◆ **THE TASK**
Your response should contain every line from the data below that holds the string "true".

◆ **LISTED RECORDS**

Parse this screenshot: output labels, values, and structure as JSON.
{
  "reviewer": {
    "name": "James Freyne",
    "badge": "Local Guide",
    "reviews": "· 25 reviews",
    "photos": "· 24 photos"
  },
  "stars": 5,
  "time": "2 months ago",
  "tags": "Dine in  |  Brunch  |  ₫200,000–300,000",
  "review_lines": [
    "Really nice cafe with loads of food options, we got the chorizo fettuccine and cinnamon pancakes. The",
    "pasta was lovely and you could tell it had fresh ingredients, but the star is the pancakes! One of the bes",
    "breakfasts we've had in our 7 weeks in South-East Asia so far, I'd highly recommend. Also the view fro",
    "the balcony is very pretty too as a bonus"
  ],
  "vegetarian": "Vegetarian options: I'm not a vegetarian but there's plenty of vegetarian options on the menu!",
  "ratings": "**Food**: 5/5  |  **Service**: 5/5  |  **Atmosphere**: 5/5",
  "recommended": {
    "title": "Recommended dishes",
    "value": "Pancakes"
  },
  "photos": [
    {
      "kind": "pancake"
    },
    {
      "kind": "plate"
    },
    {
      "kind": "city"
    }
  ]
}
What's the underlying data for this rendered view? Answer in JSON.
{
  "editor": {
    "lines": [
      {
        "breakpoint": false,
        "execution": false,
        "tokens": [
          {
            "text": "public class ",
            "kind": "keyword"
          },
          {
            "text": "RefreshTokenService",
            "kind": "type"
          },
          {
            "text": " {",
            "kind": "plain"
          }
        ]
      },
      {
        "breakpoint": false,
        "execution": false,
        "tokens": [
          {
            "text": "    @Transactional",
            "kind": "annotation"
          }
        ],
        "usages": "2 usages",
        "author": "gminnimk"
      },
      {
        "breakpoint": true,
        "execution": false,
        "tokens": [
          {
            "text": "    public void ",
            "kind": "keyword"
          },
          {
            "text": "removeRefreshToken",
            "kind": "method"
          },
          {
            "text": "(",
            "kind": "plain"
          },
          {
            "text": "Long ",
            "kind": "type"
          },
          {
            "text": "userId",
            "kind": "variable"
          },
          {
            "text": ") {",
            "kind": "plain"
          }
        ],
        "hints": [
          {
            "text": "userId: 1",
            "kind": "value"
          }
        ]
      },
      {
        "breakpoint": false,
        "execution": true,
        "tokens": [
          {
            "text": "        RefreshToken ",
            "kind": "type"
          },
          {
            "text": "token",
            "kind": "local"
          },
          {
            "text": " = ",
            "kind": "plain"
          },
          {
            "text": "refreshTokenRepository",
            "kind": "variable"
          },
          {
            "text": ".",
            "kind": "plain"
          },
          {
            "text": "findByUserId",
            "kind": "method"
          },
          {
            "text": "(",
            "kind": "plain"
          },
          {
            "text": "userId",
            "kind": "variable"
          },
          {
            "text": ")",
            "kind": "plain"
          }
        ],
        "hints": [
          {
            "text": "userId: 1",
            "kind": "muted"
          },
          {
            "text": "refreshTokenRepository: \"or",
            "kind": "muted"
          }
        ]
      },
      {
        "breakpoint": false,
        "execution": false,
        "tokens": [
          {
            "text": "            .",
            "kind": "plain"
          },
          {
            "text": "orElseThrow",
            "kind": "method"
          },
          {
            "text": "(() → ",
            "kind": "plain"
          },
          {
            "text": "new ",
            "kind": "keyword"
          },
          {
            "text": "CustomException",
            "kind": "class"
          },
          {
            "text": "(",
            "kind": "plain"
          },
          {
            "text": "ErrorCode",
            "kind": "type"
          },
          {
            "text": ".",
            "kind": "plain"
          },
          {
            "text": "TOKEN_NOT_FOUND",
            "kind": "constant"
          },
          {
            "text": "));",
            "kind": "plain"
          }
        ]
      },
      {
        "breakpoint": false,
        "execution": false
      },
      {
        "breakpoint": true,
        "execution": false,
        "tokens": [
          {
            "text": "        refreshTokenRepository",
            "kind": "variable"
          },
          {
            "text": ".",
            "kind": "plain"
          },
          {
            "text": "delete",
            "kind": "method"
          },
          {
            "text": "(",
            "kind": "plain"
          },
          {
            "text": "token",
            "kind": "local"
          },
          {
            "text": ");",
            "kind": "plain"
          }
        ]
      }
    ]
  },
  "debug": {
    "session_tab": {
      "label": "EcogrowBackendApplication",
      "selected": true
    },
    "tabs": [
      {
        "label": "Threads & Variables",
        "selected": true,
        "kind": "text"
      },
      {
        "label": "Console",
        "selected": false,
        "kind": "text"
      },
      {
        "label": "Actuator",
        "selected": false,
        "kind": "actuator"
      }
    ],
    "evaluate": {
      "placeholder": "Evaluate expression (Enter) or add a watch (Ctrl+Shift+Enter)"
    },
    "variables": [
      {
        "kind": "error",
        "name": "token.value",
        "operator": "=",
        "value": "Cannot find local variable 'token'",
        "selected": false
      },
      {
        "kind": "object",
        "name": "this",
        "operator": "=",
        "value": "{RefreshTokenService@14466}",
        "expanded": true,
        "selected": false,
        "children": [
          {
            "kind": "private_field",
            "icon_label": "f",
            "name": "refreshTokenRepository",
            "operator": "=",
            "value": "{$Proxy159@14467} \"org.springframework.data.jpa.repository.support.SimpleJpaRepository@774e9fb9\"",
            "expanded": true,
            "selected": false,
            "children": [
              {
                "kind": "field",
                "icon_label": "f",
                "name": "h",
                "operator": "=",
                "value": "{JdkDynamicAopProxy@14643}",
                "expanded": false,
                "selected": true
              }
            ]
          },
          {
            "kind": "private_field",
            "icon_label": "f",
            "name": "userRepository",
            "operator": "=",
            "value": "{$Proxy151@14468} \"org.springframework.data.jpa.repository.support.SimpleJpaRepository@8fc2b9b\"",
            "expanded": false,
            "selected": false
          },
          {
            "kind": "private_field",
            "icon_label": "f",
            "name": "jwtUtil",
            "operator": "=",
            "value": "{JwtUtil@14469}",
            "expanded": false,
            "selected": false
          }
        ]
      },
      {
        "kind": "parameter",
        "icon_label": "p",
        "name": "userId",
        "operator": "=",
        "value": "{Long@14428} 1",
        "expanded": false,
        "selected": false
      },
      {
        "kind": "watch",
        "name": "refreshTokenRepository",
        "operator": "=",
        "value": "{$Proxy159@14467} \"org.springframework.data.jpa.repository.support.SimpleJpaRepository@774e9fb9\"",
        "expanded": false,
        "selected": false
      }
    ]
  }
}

◆ **YOUR RESPONSE**
        "breakpoint": true,
        "execution": true,
        "breakpoint": true,
      "selected": true
        "selected": true,
        "expanded": true,
            "expanded": true,
                "selected": true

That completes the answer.